'''
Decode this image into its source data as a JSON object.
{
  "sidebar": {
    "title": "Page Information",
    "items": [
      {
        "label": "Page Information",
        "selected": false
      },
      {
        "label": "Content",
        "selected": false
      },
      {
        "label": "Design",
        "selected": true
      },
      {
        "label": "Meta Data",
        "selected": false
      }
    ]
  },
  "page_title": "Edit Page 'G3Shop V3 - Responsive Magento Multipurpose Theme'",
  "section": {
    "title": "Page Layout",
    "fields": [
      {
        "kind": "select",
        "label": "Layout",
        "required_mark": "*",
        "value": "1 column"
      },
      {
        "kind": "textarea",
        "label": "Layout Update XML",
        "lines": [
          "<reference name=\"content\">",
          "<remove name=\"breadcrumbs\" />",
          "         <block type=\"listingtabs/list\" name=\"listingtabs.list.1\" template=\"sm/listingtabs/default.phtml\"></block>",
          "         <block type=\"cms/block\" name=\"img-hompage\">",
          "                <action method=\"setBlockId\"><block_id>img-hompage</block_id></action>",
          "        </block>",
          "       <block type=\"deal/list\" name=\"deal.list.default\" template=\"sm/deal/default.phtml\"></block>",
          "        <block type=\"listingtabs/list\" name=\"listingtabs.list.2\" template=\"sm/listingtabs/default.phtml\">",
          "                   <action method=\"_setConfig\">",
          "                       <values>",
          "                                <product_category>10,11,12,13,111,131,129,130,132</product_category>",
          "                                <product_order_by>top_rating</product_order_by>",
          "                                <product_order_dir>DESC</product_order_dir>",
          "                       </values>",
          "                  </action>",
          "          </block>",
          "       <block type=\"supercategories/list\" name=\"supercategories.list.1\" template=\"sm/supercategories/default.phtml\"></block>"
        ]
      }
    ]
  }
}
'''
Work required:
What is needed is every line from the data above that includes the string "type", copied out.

Written solution:
          "         <block type=\"listingtabs/list\" name=\"listingtabs.list.1\" template=\"sm/listingtabs/default.phtml\"></block>",
          "         <block type=\"cms/block\" name=\"img-hompage\">",
          "       <block type=\"deal/list\" name=\"deal.list.default\" template=\"sm/deal/default.phtml\"></block>",
          "        <block type=\"listingtabs/list\" name=\"listingtabs.list.2\" template=\"sm/listingtabs/default.phtml\">",
          "       <block type=\"supercategories/list\" name=\"supercategories.list.1\" template=\"sm/supercategories/default.phtml\"></block>"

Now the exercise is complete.